Propaganda is a tool used by governments to sway the public’s opinion about an event. These posters were particularly prevalent during World War Two to endear the public to the war effort. As World War Two began in Europe, the American public were keen to stay out of the fighting as they had suffered great losses of life and finances in World War One, and were only just beginning to recover. However, the American government decided that their influence would help the European allied forces; they decided to get involved. To change public opinion, they launched a heavy propaganda poster campaign featuring persuasive slogans.
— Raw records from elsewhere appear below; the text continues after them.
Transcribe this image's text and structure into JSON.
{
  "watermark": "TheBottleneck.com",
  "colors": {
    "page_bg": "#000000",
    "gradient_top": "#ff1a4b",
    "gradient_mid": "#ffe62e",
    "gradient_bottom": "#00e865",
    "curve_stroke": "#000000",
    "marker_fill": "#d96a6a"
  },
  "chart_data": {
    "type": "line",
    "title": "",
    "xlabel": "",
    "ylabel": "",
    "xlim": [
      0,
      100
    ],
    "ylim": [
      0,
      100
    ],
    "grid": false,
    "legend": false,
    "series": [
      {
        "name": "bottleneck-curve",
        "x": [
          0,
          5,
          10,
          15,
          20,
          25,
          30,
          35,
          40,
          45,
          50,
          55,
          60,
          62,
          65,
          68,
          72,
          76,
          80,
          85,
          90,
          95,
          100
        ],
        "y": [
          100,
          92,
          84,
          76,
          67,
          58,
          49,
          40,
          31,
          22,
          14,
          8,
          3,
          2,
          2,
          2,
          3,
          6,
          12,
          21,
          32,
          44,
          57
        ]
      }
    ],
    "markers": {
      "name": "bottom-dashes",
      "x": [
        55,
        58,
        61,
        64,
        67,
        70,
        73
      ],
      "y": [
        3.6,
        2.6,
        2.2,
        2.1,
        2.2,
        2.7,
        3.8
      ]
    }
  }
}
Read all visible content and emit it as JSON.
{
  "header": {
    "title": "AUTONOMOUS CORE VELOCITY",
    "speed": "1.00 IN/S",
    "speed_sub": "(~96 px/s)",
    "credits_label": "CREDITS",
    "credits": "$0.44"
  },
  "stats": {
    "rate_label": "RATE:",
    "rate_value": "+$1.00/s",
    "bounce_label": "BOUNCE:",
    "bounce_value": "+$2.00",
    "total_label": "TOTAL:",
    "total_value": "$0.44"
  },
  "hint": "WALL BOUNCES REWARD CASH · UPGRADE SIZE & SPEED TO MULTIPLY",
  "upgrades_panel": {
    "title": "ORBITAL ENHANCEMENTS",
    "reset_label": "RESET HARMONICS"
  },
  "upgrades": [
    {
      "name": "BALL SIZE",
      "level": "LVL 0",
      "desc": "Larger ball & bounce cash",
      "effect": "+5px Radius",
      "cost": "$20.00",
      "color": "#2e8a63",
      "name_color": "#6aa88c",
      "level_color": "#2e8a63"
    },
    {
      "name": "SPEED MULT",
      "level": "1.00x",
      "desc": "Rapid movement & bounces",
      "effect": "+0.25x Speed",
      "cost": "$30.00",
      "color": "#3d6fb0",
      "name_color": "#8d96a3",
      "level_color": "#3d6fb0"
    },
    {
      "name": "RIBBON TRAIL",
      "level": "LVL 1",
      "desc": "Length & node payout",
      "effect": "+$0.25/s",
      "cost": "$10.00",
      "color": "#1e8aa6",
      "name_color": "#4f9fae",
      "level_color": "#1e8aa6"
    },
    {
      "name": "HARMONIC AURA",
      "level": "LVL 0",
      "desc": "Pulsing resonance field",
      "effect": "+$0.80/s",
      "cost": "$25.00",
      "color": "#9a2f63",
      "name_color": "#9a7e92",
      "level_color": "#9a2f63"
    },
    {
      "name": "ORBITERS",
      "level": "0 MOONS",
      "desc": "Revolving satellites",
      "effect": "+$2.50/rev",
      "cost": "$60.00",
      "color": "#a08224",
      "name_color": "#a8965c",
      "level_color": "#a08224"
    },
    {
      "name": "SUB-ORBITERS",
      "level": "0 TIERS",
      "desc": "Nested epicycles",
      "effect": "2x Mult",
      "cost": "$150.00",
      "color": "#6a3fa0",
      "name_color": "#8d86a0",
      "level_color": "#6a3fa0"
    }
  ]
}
In the course of this essay, I will examine some examples of these while discussing their desired effect and the emotional implications they would have held for the American public.
For a lot of propaganda posters, the drive was to encourage the public to emotionally engage with the war in Europe: it was on such distant shores that for the vast majority of people, it seemed like a problem that would not affect them or their families. This sort of poster was designed to unify the American public and encourage them to think of the war as a united front against fascism. This particular poster (on the left) is quite direct and is addressing every member of the public and including them in the war effort: it is designed to rally the public into supporting the war and attempts to make anyone who criticizes the war, to feel guilty as a result.
This poster (on the right), is a blatant use of statistics to drum up support for the war. Not every Japanese person would have killed an American during World War Two but by saying “5200 Yank Prisoners Killed” it is designed to evoke anger in the American public. The pointed question at the top: “What are YOU going to do about it?” is asking each person who sees the poster a question and by presenting them with the terrible facts, they are more or less forced to respond. Again, it is unifying America against its enemies. This sort of poster would have been used to drum up more soldier recruitment: the underlying message being, ‘we need more men to counteract the Japanese machine.’ It would cause anger at the idea of young, American soldiers dying at the hands of the enemy and in such a horrible way (torture). It uses emotive language such as “Jap Torture” and “Cruel ‘March of Death’” to evoke a reaction.
Posters such as this one (on the left) were common across the countries involved in World War Two. The implication is that a man is dying because “someone talked!” and this was in relation to the idea that enemy spies were everywhere. They bred a feeling of paranoia and fear on the understanding that over-protecting state secrets was better than the alternative. Its dark, subversive features are scary and would definitely have made a civilian think twice about discussing the war with anyone less than a trusted family member and even then, they may have thought twice: the idea of being responsible for a death would be enough to scare everyone. These posters with their succinct, direct message would establish the stark reality of the war to the people who saw it. It again implies that everyone needs to stand together and be wary of strangers who could be spies.
This propaganda poster is designed to encourage Americans to use less gasoline and car-share is an extreme form of propaganda that would have alarmed people into reacting. The suggestion that “When your ride ALONE you ride with Hitler!” is suggesting that if you do not do you part in conserving gasoline and its costs, you might as well be supporting Hitler and the Nazis. The ghostly image of Adolf Hitler sat in the passenger seat has an exaggerated moustache and iron cross designed to poke fun at the German leader of the Third-Reich, and would have again re-iterated the fact that a Nazi win was a potential and would have an effect on the American way of life. The inferred meaning of this poster is that everyone needs to do their bit in the war effort and that even by simply sharing a car, you would be helping the American troops.
Propaganda posters were regularly used to invoke a feeling of support for the war effort in Europe: they were designed to make the viewer feel scared or wary and many bred a feeling of paranoia, such as the “Someone talked!” poster (above). This was deliberately done to gain momentum for the war effort in the form of recruitment, efforts at home and the attitude towards the war universally. Hitler and America’s other enemies are routinely presented as having an almost supernatural quality which suggests they are unbeatable and breeds more support for the brave troops abroad, fighting this huge fascist machine.
1. Think Quest. (2011). American Propaganda. Retrieved from http://library.thinkquest.org/C0111500/ww2/american/amerprop.htm
2. Wikipedia (2011). American Propaganda During World War Two. Retrieved from http://en.wikipedia.org/wiki/American_propaganda_during_World_War_II
3. Wikipedia. (2011). United States Home Front During World War Two. Retrieved from http://en.wikipedia.org/wiki/United_States_home_front_during_World_War_II